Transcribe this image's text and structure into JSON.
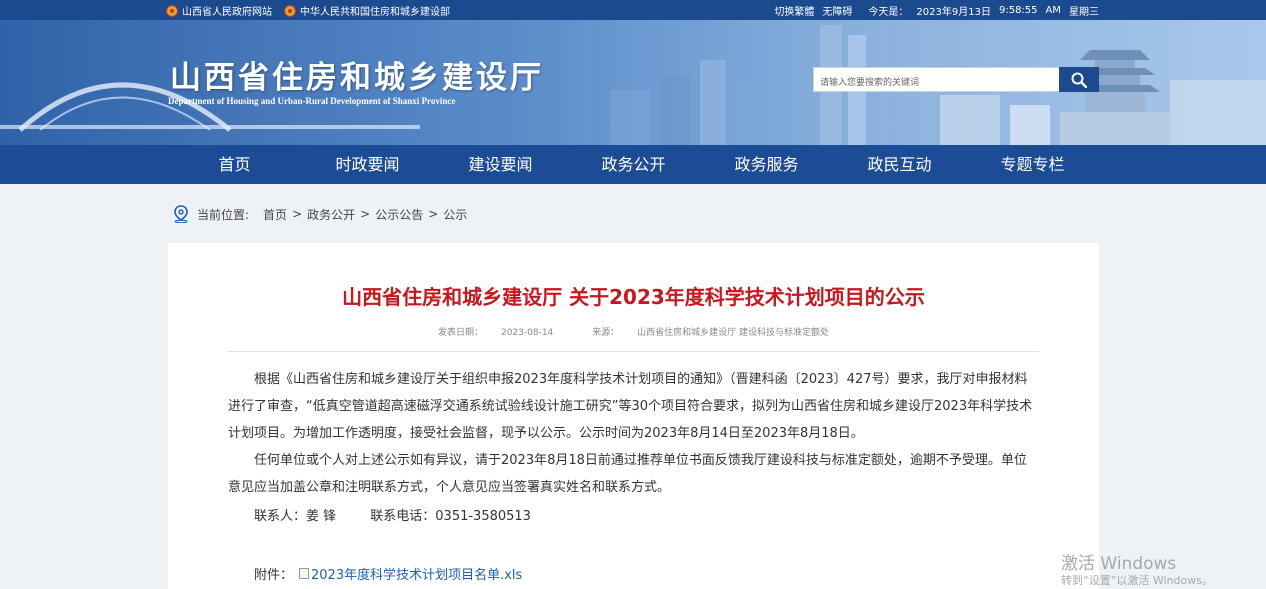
{
  "topbar": {
    "links": [
      "山西省人民政府网站",
      "中华人民共和国住房和城乡建设部"
    ],
    "switch_label": "切换繁體",
    "accessibility_label": "无障碍",
    "today_label": "今天是：",
    "date": "2023年9月13日",
    "time": "9:58:55",
    "ampm": "AM",
    "weekday": "星期三"
  },
  "header": {
    "title": "山西省住房和城乡建设厅",
    "subtitle": "Department of Housing and Urban-Rural Development of Shanxi Province",
    "search_placeholder": "请输入您要搜索的关键词",
    "search_icon": "search-icon"
  },
  "nav": {
    "items": [
      "首页",
      "时政要闻",
      "建设要闻",
      "政务公开",
      "政务服务",
      "政民互动",
      "专题专栏"
    ]
  },
  "breadcrumb": {
    "label": "当前位置:",
    "items": [
      "首页",
      "政务公开",
      "公示公告",
      "公示"
    ],
    "separator": ">"
  },
  "article": {
    "title": "山西省住房和城乡建设厅 关于2023年度科学技术计划项目的公示",
    "date_label": "发表日期：",
    "date": "2023-08-14",
    "source_label": "来源：",
    "source": "山西省住房和城乡建设厅 建设科技与标准定额处",
    "paragraph1": "根据《山西省住房和城乡建设厅关于组织申报2023年度科学技术计划项目的通知》（晋建科函〔2023〕427号）要求，我厅对申报材料进行了审查，“低真空管道超高速磁浮交通系统试验线设计施工研究”等30个项目符合要求，拟列为山西省住房和城乡建设厅2023年科学技术计划项目。为增加工作透明度，接受社会监督，现予以公示。公示时间为2023年8月14日至2023年8月18日。",
    "paragraph2": "任何单位或个人对上述公示如有异议，请于2023年8月18日前通过推荐单位书面反馈我厅建设科技与标准定额处，逾期不予受理。单位意见应当加盖公章和注明联系方式，个人意见应当签署真实姓名和联系方式。",
    "contact_person": "联系人：姜 锋",
    "contact_phone": "联系电话：0351-3580513",
    "attachment_label": "附件：",
    "attachment_name": "2023年度科学技术计划项目名单.xls"
  },
  "watermark": {
    "line1": "激活 Windows",
    "line2": "转到“设置”以激活 Windows。"
  }
}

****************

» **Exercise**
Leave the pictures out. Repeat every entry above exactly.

» **Exercise answer**
Transcribe this image's text and structure into JSON.
{
  "topbar": {
    "links": [
      "山西省人民政府网站",
      "中华人民共和国住房和城乡建设部"
    ],
    "switch_label": "切换繁體",
    "accessibility_label": "无障碍",
    "today_label": "今天是：",
    "date": "2023年9月13日",
    "time": "9:58:55",
    "ampm": "AM",
    "weekday": "星期三"
  },
  "header": {
    "title": "山西省住房和城乡建设厅",
    "subtitle": "Department of Housing and Urban-Rural Development of Shanxi Province",
    "search_placeholder": "请输入您要搜索的关键词",
    "search_icon": "search-icon"
  },
  "nav": {
    "items": [
      "首页",
      "时政要闻",
      "建设要闻",
      "政务公开",
      "政务服务",
      "政民互动",
      "专题专栏"
    ]
  },
  "breadcrumb": {
    "label": "当前位置:",
    "items": [
      "首页",
      "政务公开",
      "公示公告",
      "公示"
    ],
    "separator": ">"
  },
  "article": {
    "title": "山西省住房和城乡建设厅 关于2023年度科学技术计划项目的公示",
    "date_label": "发表日期：",
    "date": "2023-08-14",
    "source_label": "来源：",
    "source": "山西省住房和城乡建设厅 建设科技与标准定额处",
    "paragraph1": "根据《山西省住房和城乡建设厅关于组织申报2023年度科学技术计划项目的通知》（晋建科函〔2023〕427号）要求，我厅对申报材料进行了审查，“低真空管道超高速磁浮交通系统试验线设计施工研究”等30个项目符合要求，拟列为山西省住房和城乡建设厅2023年科学技术计划项目。为增加工作透明度，接受社会监督，现予以公示。公示时间为2023年8月14日至2023年8月18日。",
    "paragraph2": "任何单位或个人对上述公示如有异议，请于2023年8月18日前通过推荐单位书面反馈我厅建设科技与标准定额处，逾期不予受理。单位意见应当加盖公章和注明联系方式，个人意见应当签署真实姓名和联系方式。",
    "contact_person": "联系人：姜 锋",
    "contact_phone": "联系电话：0351-3580513",
    "attachment_label": "附件：",
    "attachment_name": "2023年度科学技术计划项目名单.xls"
  },
  "watermark": {
    "line1": "激活 Windows",
    "line2": "转到“设置”以激活 Windows。"
  }
}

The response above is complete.